If you look at the statistics, London 2012 is bucking the trend. The world's biggest sporting events are gravitating towards the emerging nations of Brazil, Russia, China, Japan and Korea according to a study by the Danish Institute for Sports Studies.
Looking at 5 major events (Summer and Winter Olympic Games, Soccer Men's World Cup, Athletics and Swimming World Championships) the study showed an unmistakable trend. In 1990 – 1999 these events were hosted 16 times and 14 of them were held in ‘traditional’ western nations. From 2000 – 2009, the look was similar with the 12 out of 16. But fast forward to 2010 – 2019, and there is a clear shift in this trend.
Brazil will host Soccer World Cup 2014 and the 2016 Summer Olympics. Russia will host the 2015 Athletics World’s and the 2014 Winter Olympics. China held the 2011 Swimming Worlds and will host the 2015 World Athletics Championships and South Korea the World Athletics Championships in 2011 and the 2018 Winter Olympics.
That’s a clear trend and it is likely that in this current decade over half of these major events will have been held in emerging nations.
Outside of the events in the study, Rugby World Cup will be held in Japan in 2019 and there is also a push towards emerging economies for the professional circuits like Tennis, F1 and Golf (the men's tennis tour recently agreed to relocate a US based tournament to Rio).
In the article ‘Big Events find New Frontiers (IHT 25/4/12), independent consultant Michael Payne is quoted as saying:
"The big prizes offer the chance to re-define a country’s image – but not so much for those that are established. London 2012 will not change Britain, it will be a catalyst for development, but ‘Brand Britain’ will not be transformed.”
The article goes on to suggest that the impact of the Olympic Games in Beijing was major (and is still having an impact) and the same will occur for Brazil.
Which begs the question, what does the move towards emerging host nations for major events have for sports industry talent and career development?
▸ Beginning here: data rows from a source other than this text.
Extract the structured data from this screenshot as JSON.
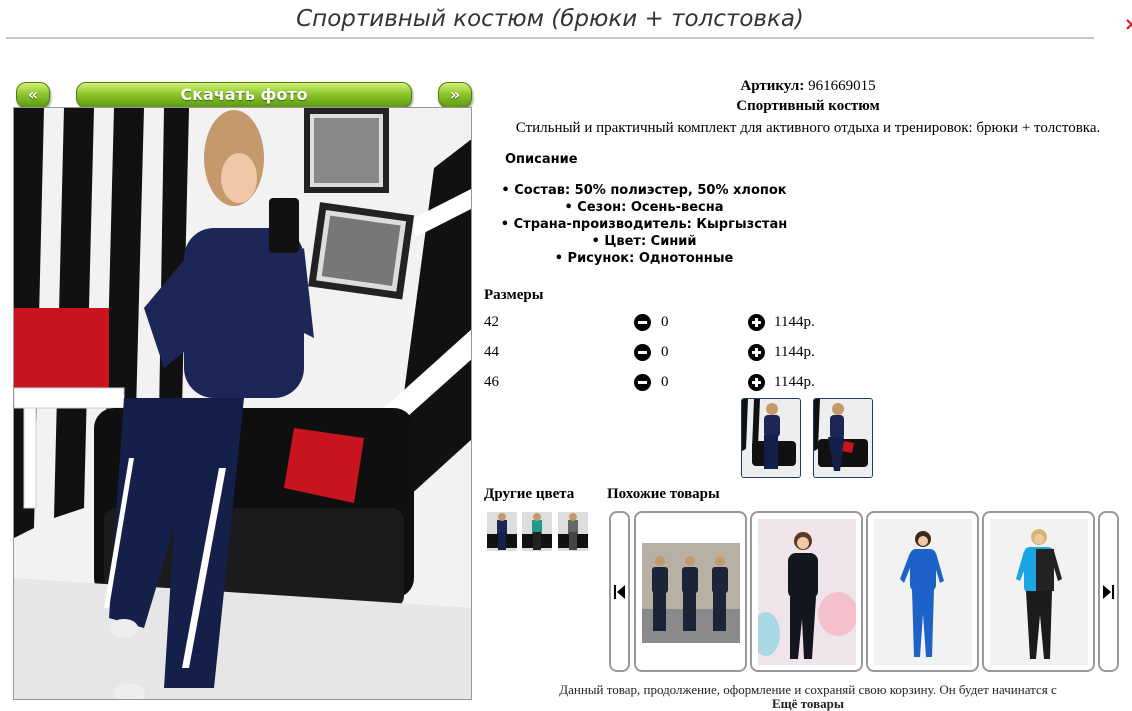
{
  "page": {
    "title": "Спортивный костюм (брюки + толстовка)",
    "close_icon": "close-icon"
  },
  "gallery": {
    "prev_label": "«",
    "download_label": "Скачать фото",
    "next_label": "»"
  },
  "product": {
    "article_label": "Артикул:",
    "article_value": "961669015",
    "name": "Спортивный костюм",
    "description": "Стильный и практичный комплект для активного отдыха и тренировок: брюки + толстовка."
  },
  "description_section": {
    "heading": "Описание",
    "properties": [
      "Состав: 50% полиэстер, 50% хлопок",
      "Сезон: Осень-весна",
      "Страна-производитель: Кыргызстан",
      "Цвет: Синий",
      "Рисунок: Однотонные"
    ]
  },
  "sizes": {
    "heading": "Размеры",
    "rows": [
      {
        "size": "42",
        "qty": "0",
        "price": "1144р."
      },
      {
        "size": "44",
        "qty": "0",
        "price": "1144р."
      },
      {
        "size": "46",
        "qty": "0",
        "price": "1144р."
      }
    ],
    "minus_icon": "minus-circle-icon",
    "plus_icon": "plus-circle-icon"
  },
  "other_colors": {
    "heading": "Другие цвета"
  },
  "similar": {
    "heading": "Похожие товары",
    "prev_icon": "skip-previous-icon",
    "next_icon": "skip-next-icon"
  },
  "bottom": {
    "text": "Данный товар, продолжение, оформление и сохраняй свою корзину. Он будет начинатся с",
    "more_link": "Ещё товары"
  },
  "colors": {
    "accent_green": "#8fc72c",
    "thumb_border": "#1a3c6e",
    "suit_navy": "#1c2757",
    "close_red": "#e01818"
  }
}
Firstly, there is a need for expertise in these new markets but at the same time emerging nations are up-skilling their local work force to be able to compete strongly for roles in the industry. In China and many South East Asian countries, young people are travelling the globe to study in the USA, Australia or the UK to ensure their language fluency is up to scratch and they can learn from sophisticated markets in relation to sport.
Combined with the background of weaker economies across Europe and the United States, competition for global assignments is heating up. Sports Recruitment International has seen a dramatic rise in interest for international relocation for new and established candidates over the last 12 months and a significant increase in candidates from emerging economies returning from their overseas experience to take up leading roles.
For ex-patriots operating in new and foreign environments and cultures, the move is both challenging and exciting. They require a whole new set of skills to navigate the opportunities, challenges and pitfalls. Candidates armed with relevant language skills will clearly get a head start but so will candidates who have a proven success of performing effectively outside of their own territory.
Any exposure that prospective candidates can get to international markets, even on a project basis through their current role, helps an individual's case when seeking to move. For more junior candidates; exposure to a variety of markets, even if only through leisure travel, stints working voluntarily overseas and that all important second (or third) language will certainly help move them to the top of the selection list.
Anyone approaching an international assignment with a ‘one size / one approach fits all' mentality will fall at the first hurdle. Rather than assume this approach, the candidate should be able to apply skills and knowledge at the right time and in the right way. A hefty dose of humility and respect for new cultures and new ways of doing business is essential. Candidates also need to have their eyes wide open to the inevitable differences; be they administrative, resource related or indeed social and political elements.
Lisa Johnson worked as Director of Sponsorship Services for SMAM at Delhi 2010 and is now based in Singapore. She has previously worked in Qatar and regularly works across China and Japan as Asia Lead for GMR Marketing.
“Working internationally opens you up to a whole range of opportunities. It is exciting, interesting, challenging and sometimes frustrating in equal measures. My one piece of advice would be to take time to get to know the culture, understand the people and the way of doing business. Whilst you may have to stop and make a tough decision at times – doing that with a background of respect and knowledge means the decision will last –and so will you!”